* Data supplied *
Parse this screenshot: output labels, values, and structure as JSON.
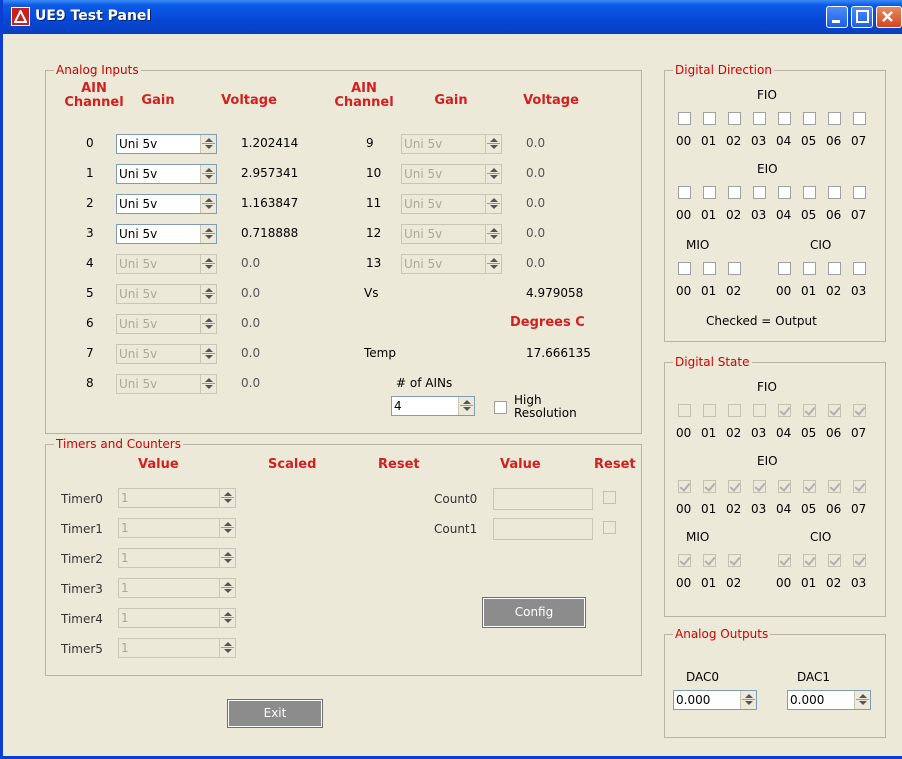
{
  "window": {
    "title": "UE9 Test Panel"
  },
  "analog_inputs": {
    "title": "Analog Inputs",
    "headers": {
      "channel": "AIN\nChannel",
      "gain": "Gain",
      "voltage": "Voltage"
    },
    "left_rows": [
      {
        "ch": "0",
        "gain": "Uni 5v",
        "enabled": true,
        "voltage": "1.202414"
      },
      {
        "ch": "1",
        "gain": "Uni 5v",
        "enabled": true,
        "voltage": "2.957341"
      },
      {
        "ch": "2",
        "gain": "Uni 5v",
        "enabled": true,
        "voltage": "1.163847"
      },
      {
        "ch": "3",
        "gain": "Uni 5v",
        "enabled": true,
        "voltage": "0.718888"
      },
      {
        "ch": "4",
        "gain": "Uni 5v",
        "enabled": false,
        "voltage": "0.0"
      },
      {
        "ch": "5",
        "gain": "Uni 5v",
        "enabled": false,
        "voltage": "0.0"
      },
      {
        "ch": "6",
        "gain": "Uni 5v",
        "enabled": false,
        "voltage": "0.0"
      },
      {
        "ch": "7",
        "gain": "Uni 5v",
        "enabled": false,
        "voltage": "0.0"
      },
      {
        "ch": "8",
        "gain": "Uni 5v",
        "enabled": false,
        "voltage": "0.0"
      }
    ],
    "right_rows": [
      {
        "ch": "9",
        "gain": "Uni 5v",
        "voltage": "0.0"
      },
      {
        "ch": "10",
        "gain": "Uni 5v",
        "voltage": "0.0"
      },
      {
        "ch": "11",
        "gain": "Uni 5v",
        "voltage": "0.0"
      },
      {
        "ch": "12",
        "gain": "Uni 5v",
        "voltage": "0.0"
      },
      {
        "ch": "13",
        "gain": "Uni 5v",
        "voltage": "0.0"
      }
    ],
    "vs_label": "Vs",
    "vs_value": "4.979058",
    "degrees_label": "Degrees C",
    "temp_label": "Temp",
    "temp_value": "17.666135",
    "num_ains_label": "# of AINs",
    "num_ains_value": "4",
    "high_res_label": "High\nResolution",
    "high_res_checked": false
  },
  "timers_counters": {
    "title": "Timers and Counters",
    "headers": {
      "value": "Value",
      "scaled": "Scaled",
      "reset": "Reset",
      "value2": "Value",
      "reset2": "Reset"
    },
    "timers": [
      {
        "label": "Timer0",
        "value": "1"
      },
      {
        "label": "Timer1",
        "value": "1"
      },
      {
        "label": "Timer2",
        "value": "1"
      },
      {
        "label": "Timer3",
        "value": "1"
      },
      {
        "label": "Timer4",
        "value": "1"
      },
      {
        "label": "Timer5",
        "value": "1"
      }
    ],
    "counters": [
      {
        "label": "Count0",
        "value": ""
      },
      {
        "label": "Count1",
        "value": ""
      }
    ],
    "config_label": "Config"
  },
  "exit_label": "Exit",
  "digital_direction": {
    "title": "Digital Direction",
    "fio_label": "FIO",
    "eio_label": "EIO",
    "mio_label": "MIO",
    "cio_label": "CIO",
    "bits8": [
      "00",
      "01",
      "02",
      "03",
      "04",
      "05",
      "06",
      "07"
    ],
    "bits3": [
      "00",
      "01",
      "02"
    ],
    "bits4": [
      "00",
      "01",
      "02",
      "03"
    ],
    "note": "Checked = Output"
  },
  "digital_state": {
    "title": "Digital State",
    "fio_label": "FIO",
    "eio_label": "EIO",
    "mio_label": "MIO",
    "cio_label": "CIO",
    "fio_checked": [
      false,
      false,
      false,
      false,
      true,
      true,
      true,
      true
    ],
    "eio_checked": [
      true,
      true,
      true,
      true,
      true,
      true,
      true,
      true
    ],
    "mio_checked": [
      true,
      true,
      true
    ],
    "cio_checked": [
      true,
      true,
      true,
      true
    ]
  },
  "analog_outputs": {
    "title": "Analog Outputs",
    "dac0_label": "DAC0",
    "dac0_value": "0.000",
    "dac1_label": "DAC1",
    "dac1_value": "0.000"
  }
}
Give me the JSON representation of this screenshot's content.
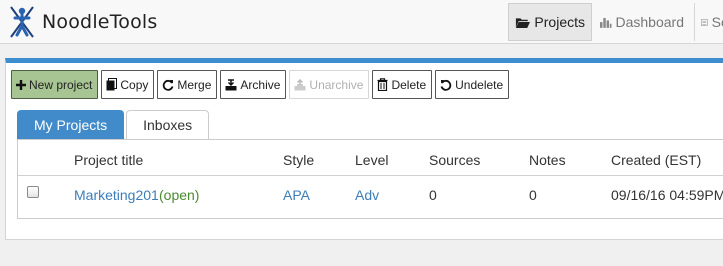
{
  "brand": {
    "name": "NoodleTools"
  },
  "nav": {
    "projects": "Projects",
    "dashboard": "Dashboard",
    "partial_next": "Sc"
  },
  "toolbar": {
    "new_project": "New project",
    "copy": "Copy",
    "merge": "Merge",
    "archive": "Archive",
    "unarchive": "Unarchive",
    "delete": "Delete",
    "undelete": "Undelete"
  },
  "tabs": [
    {
      "label": "My Projects",
      "active": true
    },
    {
      "label": "Inboxes",
      "active": false
    }
  ],
  "table": {
    "columns": [
      "Project title",
      "Style",
      "Level",
      "Sources",
      "Notes",
      "Created (EST)"
    ],
    "rows": [
      {
        "title": "Marketing201",
        "status": "(open)",
        "style": "APA",
        "level": "Adv",
        "sources": "0",
        "notes": "0",
        "created": "09/16/16 04:59PM"
      }
    ]
  },
  "colors": {
    "accent": "#3e8dcf",
    "primary_button": "#a7c493",
    "link": "#3d7db8",
    "status_open": "#4b8a2f"
  }
}
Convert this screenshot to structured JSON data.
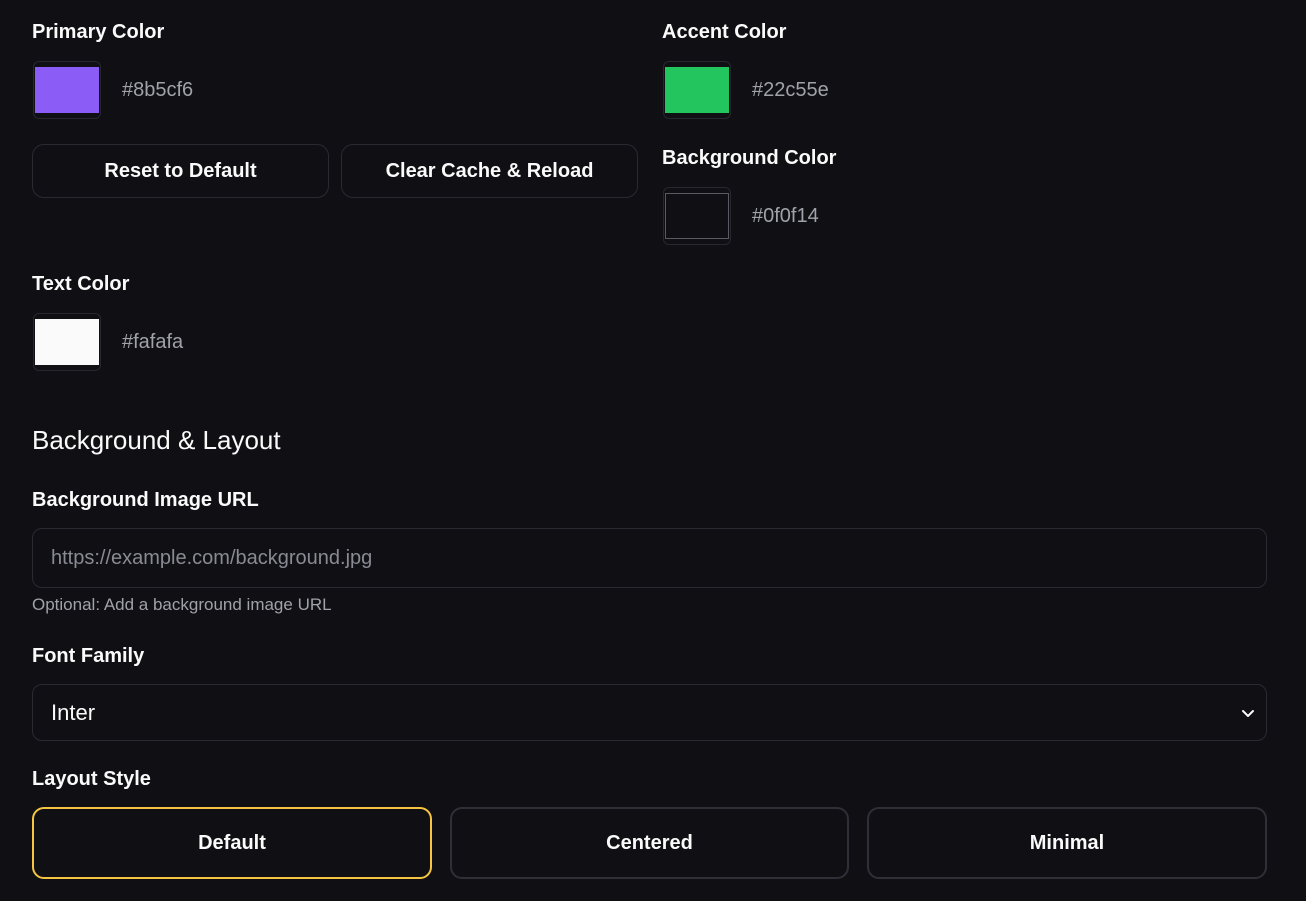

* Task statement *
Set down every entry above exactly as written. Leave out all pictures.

* Answer for this exercise *
Parse this screenshot: output labels, values, and structure as JSON.
{
  "window": {
    "title": "UE9 Test Panel"
  },
  "analog_inputs": {
    "title": "Analog Inputs",
    "headers": {
      "channel": "AIN\nChannel",
      "gain": "Gain",
      "voltage": "Voltage"
    },
    "left_rows": [
      {
        "ch": "0",
        "gain": "Uni 5v",
        "enabled": true,
        "voltage": "1.202414"
      },
      {
        "ch": "1",
        "gain": "Uni 5v",
        "enabled": true,
        "voltage": "2.957341"
      },
      {
        "ch": "2",
        "gain": "Uni 5v",
        "enabled": true,
        "voltage": "1.163847"
      },
      {
        "ch": "3",
        "gain": "Uni 5v",
        "enabled": true,
        "voltage": "0.718888"
      },
      {
        "ch": "4",
        "gain": "Uni 5v",
        "enabled": false,
        "voltage": "0.0"
      },
      {
        "ch": "5",
        "gain": "Uni 5v",
        "enabled": false,
        "voltage": "0.0"
      },
      {
        "ch": "6",
        "gain": "Uni 5v",
        "enabled": false,
        "voltage": "0.0"
      },
      {
        "ch": "7",
        "gain": "Uni 5v",
        "enabled": false,
        "voltage": "0.0"
      },
      {
        "ch": "8",
        "gain": "Uni 5v",
        "enabled": false,
        "voltage": "0.0"
      }
    ],
    "right_rows": [
      {
        "ch": "9",
        "gain": "Uni 5v",
        "voltage": "0.0"
      },
      {
        "ch": "10",
        "gain": "Uni 5v",
        "voltage": "0.0"
      },
      {
        "ch": "11",
        "gain": "Uni 5v",
        "voltage": "0.0"
      },
      {
        "ch": "12",
        "gain": "Uni 5v",
        "voltage": "0.0"
      },
      {
        "ch": "13",
        "gain": "Uni 5v",
        "voltage": "0.0"
      }
    ],
    "vs_label": "Vs",
    "vs_value": "4.979058",
    "degrees_label": "Degrees C",
    "temp_label": "Temp",
    "temp_value": "17.666135",
    "num_ains_label": "# of AINs",
    "num_ains_value": "4",
    "high_res_label": "High\nResolution",
    "high_res_checked": false
  },
  "timers_counters": {
    "title": "Timers and Counters",
    "headers": {
      "value": "Value",
      "scaled": "Scaled",
      "reset": "Reset",
      "value2": "Value",
      "reset2": "Reset"
    },
    "timers": [
      {
        "label": "Timer0",
        "value": "1"
      },
      {
        "label": "Timer1",
        "value": "1"
      },
      {
        "label": "Timer2",
        "value": "1"
      },
      {
        "label": "Timer3",
        "value": "1"
      },
      {
        "label": "Timer4",
        "value": "1"
      },
      {
        "label": "Timer5",
        "value": "1"
      }
    ],
    "counters": [
      {
        "label": "Count0",
        "value": ""
      },
      {
        "label": "Count1",
        "value": ""
      }
    ],
    "config_label": "Config"
  },
  "exit_label": "Exit",
  "digital_direction": {
    "title": "Digital Direction",
    "fio_label": "FIO",
    "eio_label": "EIO",
    "mio_label": "MIO",
    "cio_label": "CIO",
    "bits8": [
      "00",
      "01",
      "02",
      "03",
      "04",
      "05",
      "06",
      "07"
    ],
    "bits3": [
      "00",
      "01",
      "02"
    ],
    "bits4": [
      "00",
      "01",
      "02",
      "03"
    ],
    "note": "Checked = Output"
  },
  "digital_state": {
    "title": "Digital State",
    "fio_label": "FIO",
    "eio_label": "EIO",
    "mio_label": "MIO",
    "cio_label": "CIO",
    "fio_checked": [
      false,
      false,
      false,
      false,
      true,
      true,
      true,
      true
    ],
    "eio_checked": [
      true,
      true,
      true,
      true,
      true,
      true,
      true,
      true
    ],
    "mio_checked": [
      true,
      true,
      true
    ],
    "cio_checked": [
      true,
      true,
      true,
      true
    ]
  },
  "analog_outputs": {
    "title": "Analog Outputs",
    "dac0_label": "DAC0",
    "dac0_value": "0.000",
    "dac1_label": "DAC1",
    "dac1_value": "0.000"
  }
}
Give me the JSON representation of this screenshot's content.
{
  "brand": {
    "name": "NoodleTools"
  },
  "nav": {
    "projects": "Projects",
    "dashboard": "Dashboard",
    "partial_next": "Sc"
  },
  "toolbar": {
    "new_project": "New project",
    "copy": "Copy",
    "merge": "Merge",
    "archive": "Archive",
    "unarchive": "Unarchive",
    "delete": "Delete",
    "undelete": "Undelete"
  },
  "tabs": [
    {
      "label": "My Projects",
      "active": true
    },
    {
      "label": "Inboxes",
      "active": false
    }
  ],
  "table": {
    "columns": [
      "Project title",
      "Style",
      "Level",
      "Sources",
      "Notes",
      "Created (EST)"
    ],
    "rows": [
      {
        "title": "Marketing201",
        "status": "(open)",
        "style": "APA",
        "level": "Adv",
        "sources": "0",
        "notes": "0",
        "created": "09/16/16 04:59PM"
      }
    ]
  },
  "colors": {
    "accent": "#3e8dcf",
    "primary_button": "#a7c493",
    "link": "#3d7db8",
    "status_open": "#4b8a2f"
  }
}
Convert this screenshot to structured JSON data.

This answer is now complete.